On the Road
I’m not quite sure how to judge “On the Road.” If it existed on its own as a film, separated from any notion of the seminal Jack Kerouac book, I’d probably dismiss it as rambling and unfocused. But since the Bible of the Beats is defined by its poetic embrace of chaos — both in life and literary endeavors — to knock it for its quivery plot would be like criticizing a flamingo for being too pink.
Brazilian director Walter Salles and Puerto Rican screenwriter Jose Rivera previously teamed up for “The Motorcycle Diaries,” a similar project about young men rambling about the countryside looking for themselves, also based on a book by a person of note (in that case, revolutionary Che Guevara). Since “On the Road” has generally been regarded as unfilmable, perhaps it required a foreign perspective to adequately capture the peculiar rhythms of this quintessential, quirky American tale.
Certainly “On the Road” has verve and gutso. In chronicling the on-again, off-again travels of Kerouac stand-in Sal Paradise (Sam Riley) and his best friend/muse Dean Moriarty (Garrett Hedlund) during the late 1940s, the actors and filmmakers have probably made as good a translation of the book as possible.
It’s a booze-soaked, drug-riddled, sex-filled escapade with no real point other than casting off whatever yokes chain them and seeing what’s out there. It captures the pure exhilaration of freedom for its own sake.

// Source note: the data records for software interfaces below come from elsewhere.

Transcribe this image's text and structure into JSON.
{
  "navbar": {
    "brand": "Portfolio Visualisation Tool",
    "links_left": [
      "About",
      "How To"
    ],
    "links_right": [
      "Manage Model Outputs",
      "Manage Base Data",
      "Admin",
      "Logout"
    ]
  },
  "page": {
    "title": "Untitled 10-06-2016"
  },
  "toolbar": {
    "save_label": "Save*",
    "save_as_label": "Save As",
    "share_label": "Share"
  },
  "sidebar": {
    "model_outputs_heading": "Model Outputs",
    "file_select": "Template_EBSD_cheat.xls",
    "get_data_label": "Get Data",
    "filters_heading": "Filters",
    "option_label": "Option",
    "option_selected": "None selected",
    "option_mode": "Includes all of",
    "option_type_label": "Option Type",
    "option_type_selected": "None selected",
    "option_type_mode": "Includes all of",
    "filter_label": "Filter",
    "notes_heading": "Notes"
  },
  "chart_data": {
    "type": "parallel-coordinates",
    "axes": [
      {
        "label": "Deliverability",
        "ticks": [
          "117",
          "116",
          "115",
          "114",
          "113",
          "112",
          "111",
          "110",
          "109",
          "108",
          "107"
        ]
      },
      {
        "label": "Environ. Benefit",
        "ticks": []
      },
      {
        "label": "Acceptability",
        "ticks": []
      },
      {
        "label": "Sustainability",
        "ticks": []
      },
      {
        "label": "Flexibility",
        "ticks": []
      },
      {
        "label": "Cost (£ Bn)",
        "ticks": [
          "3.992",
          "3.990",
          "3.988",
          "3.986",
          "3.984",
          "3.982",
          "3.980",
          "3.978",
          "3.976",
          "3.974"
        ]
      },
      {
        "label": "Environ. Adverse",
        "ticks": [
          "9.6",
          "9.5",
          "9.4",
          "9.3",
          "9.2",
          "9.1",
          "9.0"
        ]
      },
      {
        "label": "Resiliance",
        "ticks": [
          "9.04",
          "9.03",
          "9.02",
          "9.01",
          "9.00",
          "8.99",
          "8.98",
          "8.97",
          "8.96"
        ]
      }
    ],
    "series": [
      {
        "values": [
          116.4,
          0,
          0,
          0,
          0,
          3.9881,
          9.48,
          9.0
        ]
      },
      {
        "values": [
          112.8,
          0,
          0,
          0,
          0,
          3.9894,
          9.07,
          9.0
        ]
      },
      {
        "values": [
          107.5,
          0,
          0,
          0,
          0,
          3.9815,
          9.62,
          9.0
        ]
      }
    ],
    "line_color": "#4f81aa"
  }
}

Some portions of Kerouac’s narrative are skimmed over or eliminated, while others are pumped up — particularly those involving Dean’s teenage wife (soon to be ex-wife) Marylou, played by “Twilight” star Kristen Stewart. Stewart has a vibrant, erotic presence as a wanton girl who enjoys her escapades with Dean — including three-ways in bed with some of his friends — even as she knows it must all come to a crashing end, with her grasping the stick’s short end.
One scene, where Marylou and Dean are shaking it to a raucous jazz song as others look on, is scorching hot. Stewart’s small but steamy role should do much to banish her adolescent image.
Much of the heart of the book dealt with Sal idolizing Dean as a sort of vagabond holy man, a con artist and liar who nonetheless embraced the concept of living in the moment, and inspired others to do the same. Dean is a car thief, treats women as disposable objects and leeches off his friends, but others are drawn to his audacious individuality.
Hedlund is terrific as Dean, the distilled essence of American manhood, especially his use of his voice to command and compel those around him. Riley is also good in the less showy role of the introspective writer and chronicler of the group. Tom Sturridge has an abbreviated but effective turn as Carlo Marx, a self-destructive poet who struggles with his homoerotic fixation toward Dean, which Dean uses to tease and taunt.
Viggo Mortensen turns up as Old Bull Lee, an older writer and heroin addict who acts as a mentor and father figure to Sal. It’s notable that he is the one person who is instinctively disdainful of Dean’s flights of fancy, recognizing them as more narcissism than revelation.
Kirsten Dunst plays Camille, Dean’s much put-upon second wife; Amy Adams is Lee’s mentally fractured wife; Alice Braga is an itinerant love of Sal’s; and Elisabeth Moss and Danny Morgan play a recently married couple sundered by Dean’s need to always be on the move.
Kerouac lovers probably know that the book “On the Road” was written in long, frenetic sessions using rolls of paper so he wouldn’t have to stop typing. The movie erratically but vividly captures that freewheeling sense of losing oneself — in the act of creation, or consumption, and even self-destruction.